Aim of the exercise —
Restate every record exactly as it is written, while omitting the pictures it holds.

Provided material —
-------

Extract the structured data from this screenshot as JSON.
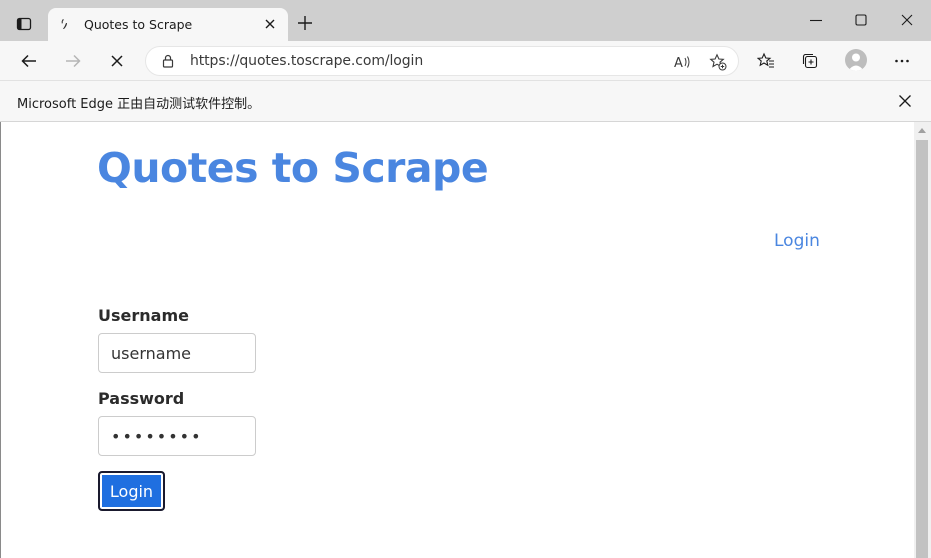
{
  "browser": {
    "tab": {
      "title": "Quotes to Scrape"
    },
    "address_bar": {
      "url": "https://quotes.toscrape.com/login"
    },
    "infobar": {
      "message": "Microsoft Edge 正由自动测试软件控制。"
    }
  },
  "page": {
    "site_title": "Quotes to Scrape",
    "nav_login_label": "Login",
    "form": {
      "username_label": "Username",
      "username_value": "username",
      "password_label": "Password",
      "password_value": "••••••••",
      "submit_label": "Login"
    }
  },
  "colors": {
    "brand_blue": "#4a86e0",
    "button_blue": "#1f6fe0"
  },
  "icons": [
    "tab-actions-icon",
    "favicon-icon",
    "close-icon",
    "plus-icon",
    "minimize-icon",
    "maximize-icon",
    "window-close-icon",
    "back-arrow-icon",
    "forward-arrow-icon",
    "stop-loading-icon",
    "lock-icon",
    "read-aloud-icon",
    "add-favorite-icon",
    "favorites-icon",
    "collections-icon",
    "profile-avatar-icon",
    "more-menu-icon"
  ]
}
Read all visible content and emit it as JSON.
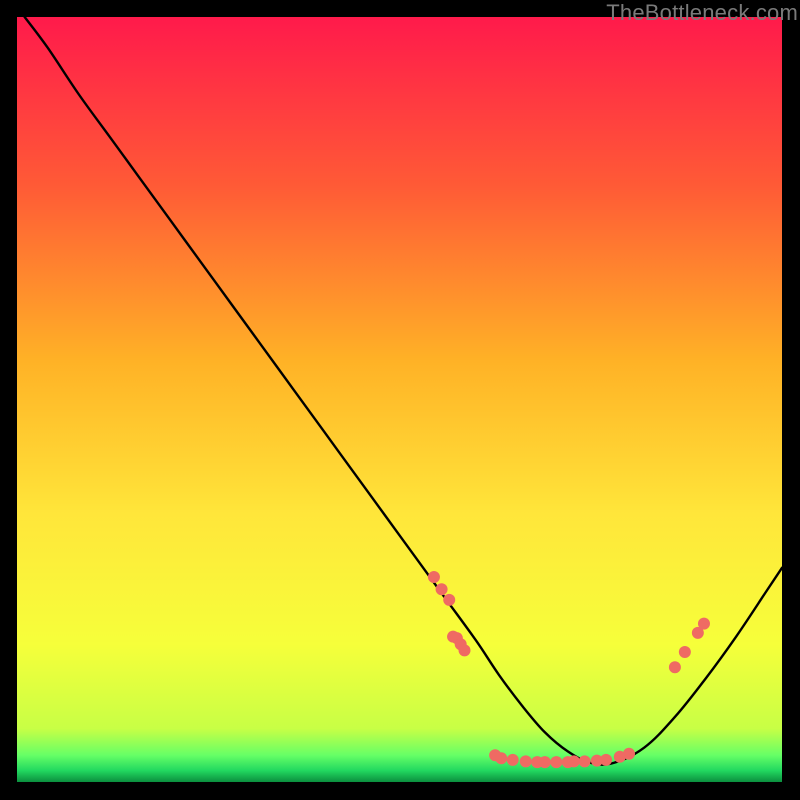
{
  "watermark": "TheBottleneck.com",
  "chart_data": {
    "type": "line",
    "title": "",
    "xlabel": "",
    "ylabel": "",
    "xlim": [
      0,
      100
    ],
    "ylim": [
      0,
      100
    ],
    "background_gradient": {
      "top": "#ff1a4b",
      "mid_upper": "#ff7a2a",
      "mid": "#ffe63a",
      "lower": "#f2ff3a",
      "green": "#2dff6e",
      "bottom": "#0b8f3e"
    },
    "series": [
      {
        "name": "bottleneck-curve",
        "color": "#000000",
        "x": [
          1,
          4,
          8,
          12,
          16,
          20,
          24,
          28,
          32,
          36,
          40,
          44,
          48,
          52,
          56,
          60,
          63,
          66,
          69,
          72,
          75,
          78,
          82,
          86,
          90,
          94,
          98,
          100
        ],
        "y": [
          100,
          96,
          90,
          84.5,
          79,
          73.5,
          68,
          62.5,
          57,
          51.5,
          46,
          40.5,
          35,
          29.5,
          24,
          18.5,
          14,
          10,
          6.5,
          4,
          2.5,
          2.5,
          4.5,
          8.5,
          13.5,
          19,
          25,
          28
        ]
      }
    ],
    "scatter": {
      "name": "highlighted-points",
      "color": "#ef6a63",
      "radius": 6,
      "points": [
        {
          "x": 54.5,
          "y": 26.8
        },
        {
          "x": 55.5,
          "y": 25.2
        },
        {
          "x": 56.5,
          "y": 23.8
        },
        {
          "x": 57.0,
          "y": 19.0
        },
        {
          "x": 57.5,
          "y": 18.8
        },
        {
          "x": 58.0,
          "y": 18.0
        },
        {
          "x": 58.5,
          "y": 17.2
        },
        {
          "x": 62.5,
          "y": 3.5
        },
        {
          "x": 63.3,
          "y": 3.1
        },
        {
          "x": 64.8,
          "y": 2.9
        },
        {
          "x": 66.5,
          "y": 2.7
        },
        {
          "x": 68.0,
          "y": 2.6
        },
        {
          "x": 69.0,
          "y": 2.6
        },
        {
          "x": 70.5,
          "y": 2.6
        },
        {
          "x": 72.0,
          "y": 2.6
        },
        {
          "x": 72.8,
          "y": 2.7
        },
        {
          "x": 74.2,
          "y": 2.7
        },
        {
          "x": 75.8,
          "y": 2.8
        },
        {
          "x": 77.0,
          "y": 2.9
        },
        {
          "x": 78.8,
          "y": 3.3
        },
        {
          "x": 80.0,
          "y": 3.7
        },
        {
          "x": 86.0,
          "y": 15.0
        },
        {
          "x": 87.3,
          "y": 17.0
        },
        {
          "x": 89.0,
          "y": 19.5
        },
        {
          "x": 89.8,
          "y": 20.7
        }
      ]
    }
  }
}
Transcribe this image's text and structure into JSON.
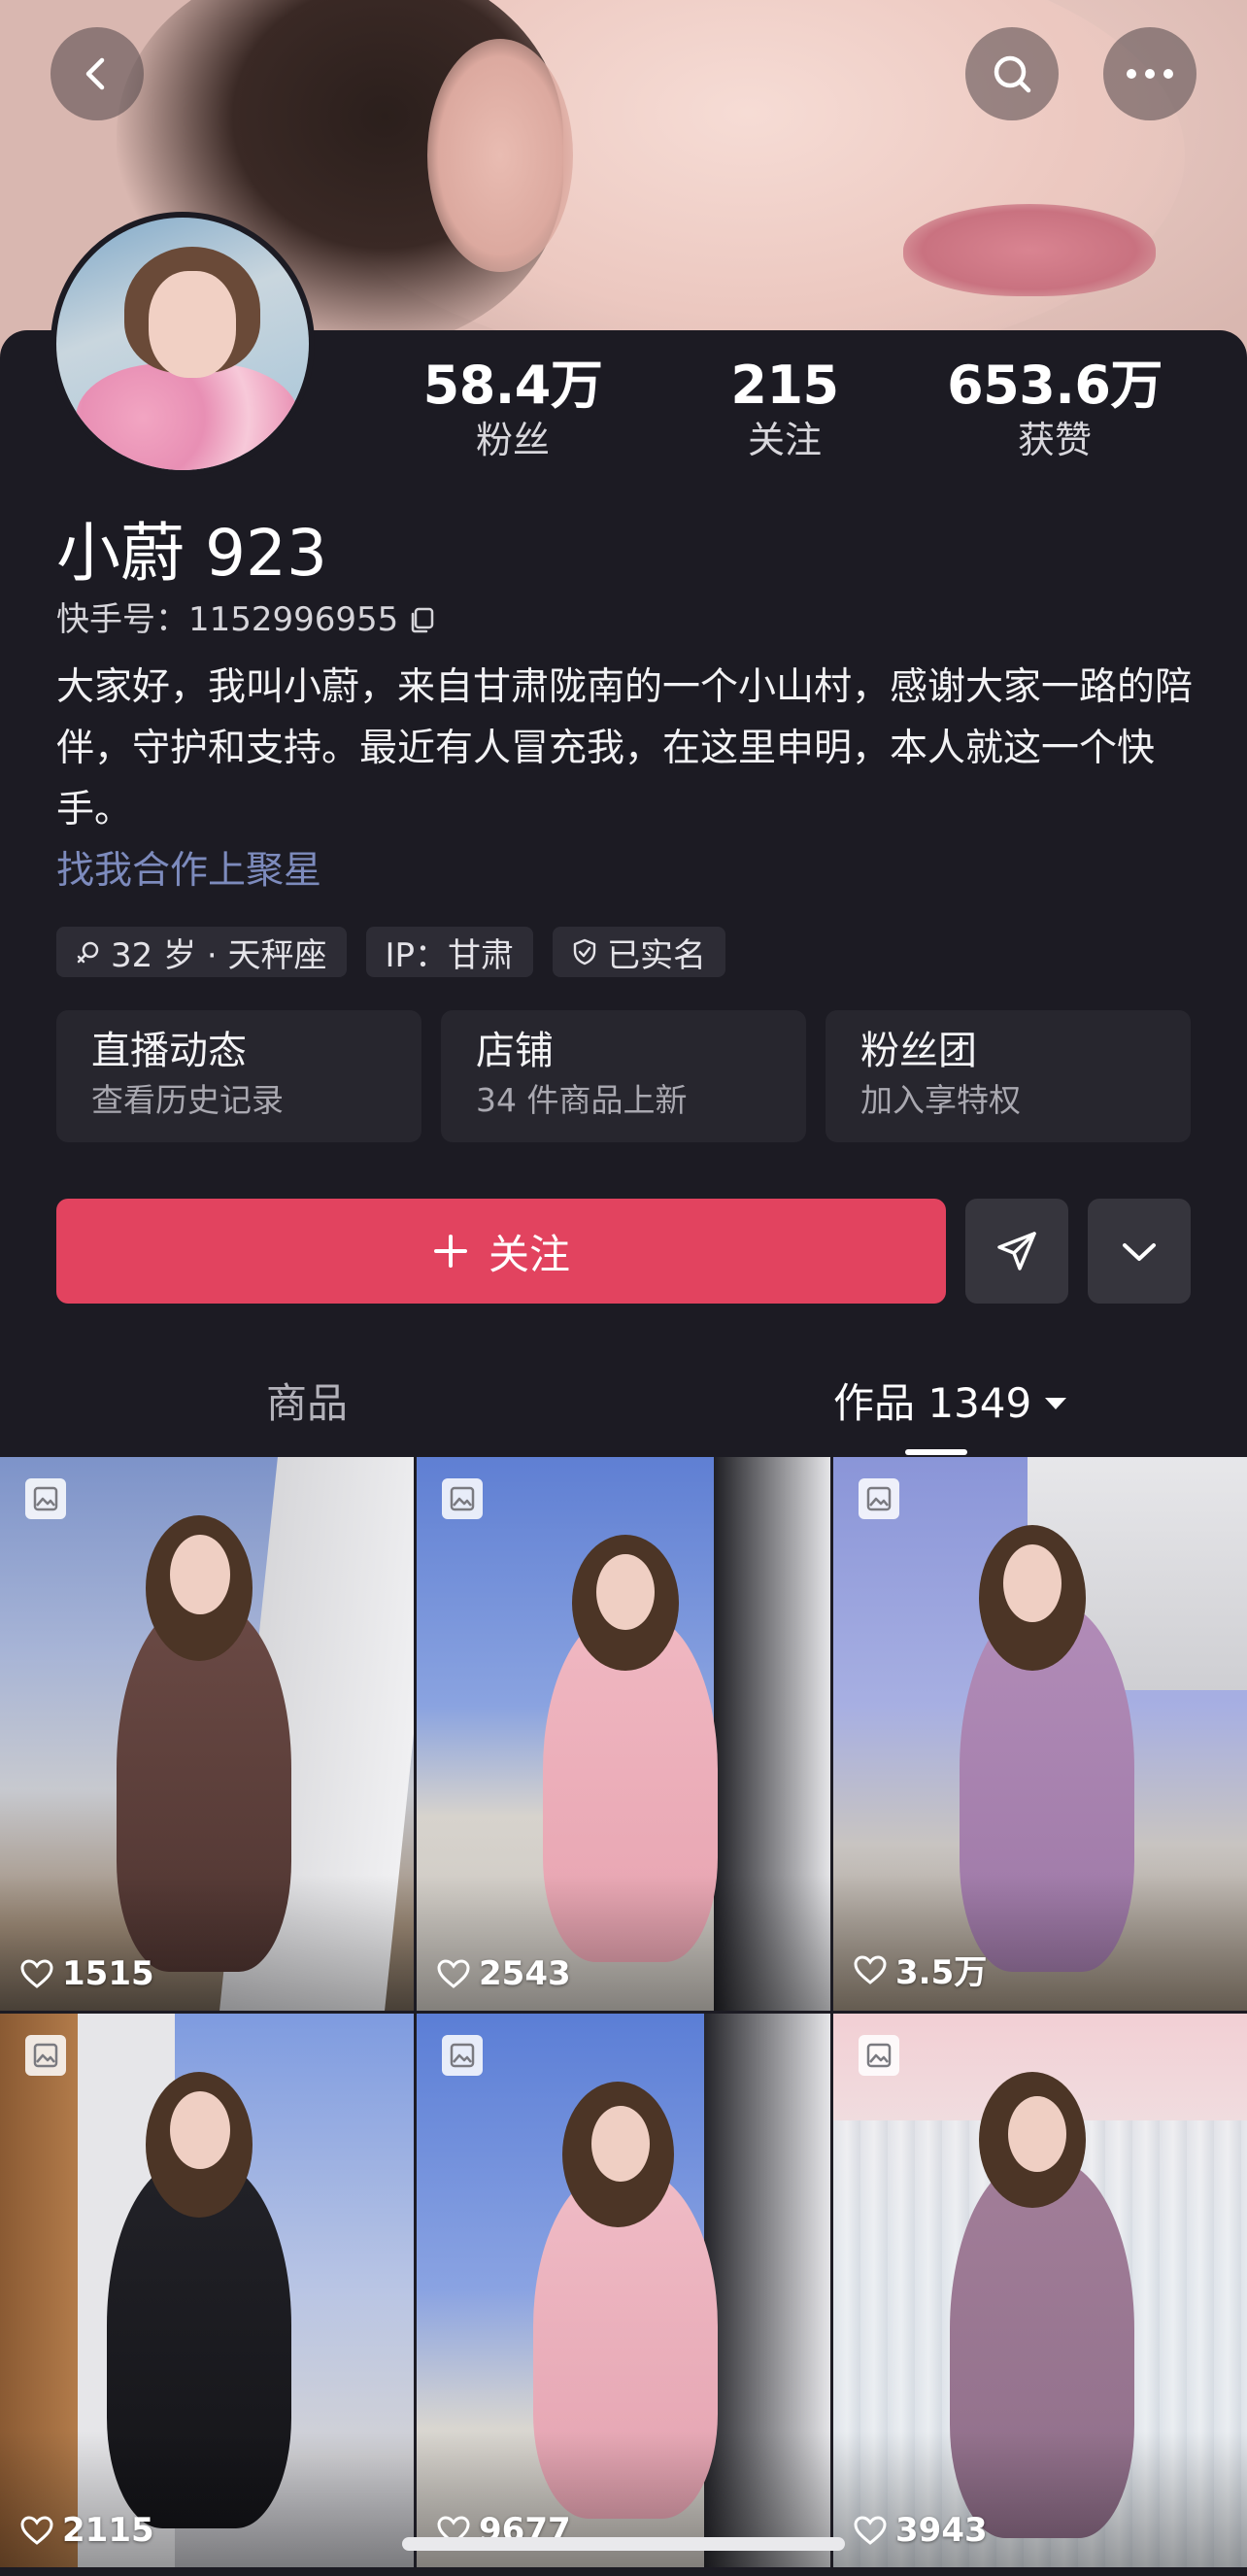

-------

Solved problem —
Extract the structured data from this screenshot as JSON.
{
  "browser": {
    "tab": {
      "title": "Quotes to Scrape"
    },
    "address_bar": {
      "url": "https://quotes.toscrape.com/login"
    },
    "infobar": {
      "message": "Microsoft Edge 正由自动测试软件控制。"
    }
  },
  "page": {
    "site_title": "Quotes to Scrape",
    "nav_login_label": "Login",
    "form": {
      "username_label": "Username",
      "username_value": "username",
      "password_label": "Password",
      "password_value": "••••••••",
      "submit_label": "Login"
    }
  },
  "colors": {
    "brand_blue": "#4a86e0",
    "button_blue": "#1f6fe0"
  },
  "icons": [
    "tab-actions-icon",
    "favicon-icon",
    "close-icon",
    "plus-icon",
    "minimize-icon",
    "maximize-icon",
    "window-close-icon",
    "back-arrow-icon",
    "forward-arrow-icon",
    "stop-loading-icon",
    "lock-icon",
    "read-aloud-icon",
    "add-favorite-icon",
    "favorites-icon",
    "collections-icon",
    "profile-avatar-icon",
    "more-menu-icon"
  ]
}
Read all visible content and emit it as JSON.
{
  "watermark": "TheBottleneck.com",
  "chart_data": {
    "type": "line",
    "title": "",
    "xlabel": "",
    "ylabel": "",
    "xlim": [
      0,
      100
    ],
    "ylim": [
      0,
      100
    ],
    "background_gradient": {
      "top": "#ff1a4b",
      "mid_upper": "#ff7a2a",
      "mid": "#ffe63a",
      "lower": "#f2ff3a",
      "green": "#2dff6e",
      "bottom": "#0b8f3e"
    },
    "series": [
      {
        "name": "bottleneck-curve",
        "color": "#000000",
        "x": [
          1,
          4,
          8,
          12,
          16,
          20,
          24,
          28,
          32,
          36,
          40,
          44,
          48,
          52,
          56,
          60,
          63,
          66,
          69,
          72,
          75,
          78,
          82,
          86,
          90,
          94,
          98,
          100
        ],
        "y": [
          100,
          96,
          90,
          84.5,
          79,
          73.5,
          68,
          62.5,
          57,
          51.5,
          46,
          40.5,
          35,
          29.5,
          24,
          18.5,
          14,
          10,
          6.5,
          4,
          2.5,
          2.5,
          4.5,
          8.5,
          13.5,
          19,
          25,
          28
        ]
      }
    ],
    "scatter": {
      "name": "highlighted-points",
      "color": "#ef6a63",
      "radius": 6,
      "points": [
        {
          "x": 54.5,
          "y": 26.8
        },
        {
          "x": 55.5,
          "y": 25.2
        },
        {
          "x": 56.5,
          "y": 23.8
        },
        {
          "x": 57.0,
          "y": 19.0
        },
        {
          "x": 57.5,
          "y": 18.8
        },
        {
          "x": 58.0,
          "y": 18.0
        },
        {
          "x": 58.5,
          "y": 17.2
        },
        {
          "x": 62.5,
          "y": 3.5
        },
        {
          "x": 63.3,
          "y": 3.1
        },
        {
          "x": 64.8,
          "y": 2.9
        },
        {
          "x": 66.5,
          "y": 2.7
        },
        {
          "x": 68.0,
          "y": 2.6
        },
        {
          "x": 69.0,
          "y": 2.6
        },
        {
          "x": 70.5,
          "y": 2.6
        },
        {
          "x": 72.0,
          "y": 2.6
        },
        {
          "x": 72.8,
          "y": 2.7
        },
        {
          "x": 74.2,
          "y": 2.7
        },
        {
          "x": 75.8,
          "y": 2.8
        },
        {
          "x": 77.0,
          "y": 2.9
        },
        {
          "x": 78.8,
          "y": 3.3
        },
        {
          "x": 80.0,
          "y": 3.7
        },
        {
          "x": 86.0,
          "y": 15.0
        },
        {
          "x": 87.3,
          "y": 17.0
        },
        {
          "x": 89.0,
          "y": 19.5
        },
        {
          "x": 89.8,
          "y": 20.7
        }
      ]
    }
  }
}
Transcribe this image's text and structure into JSON.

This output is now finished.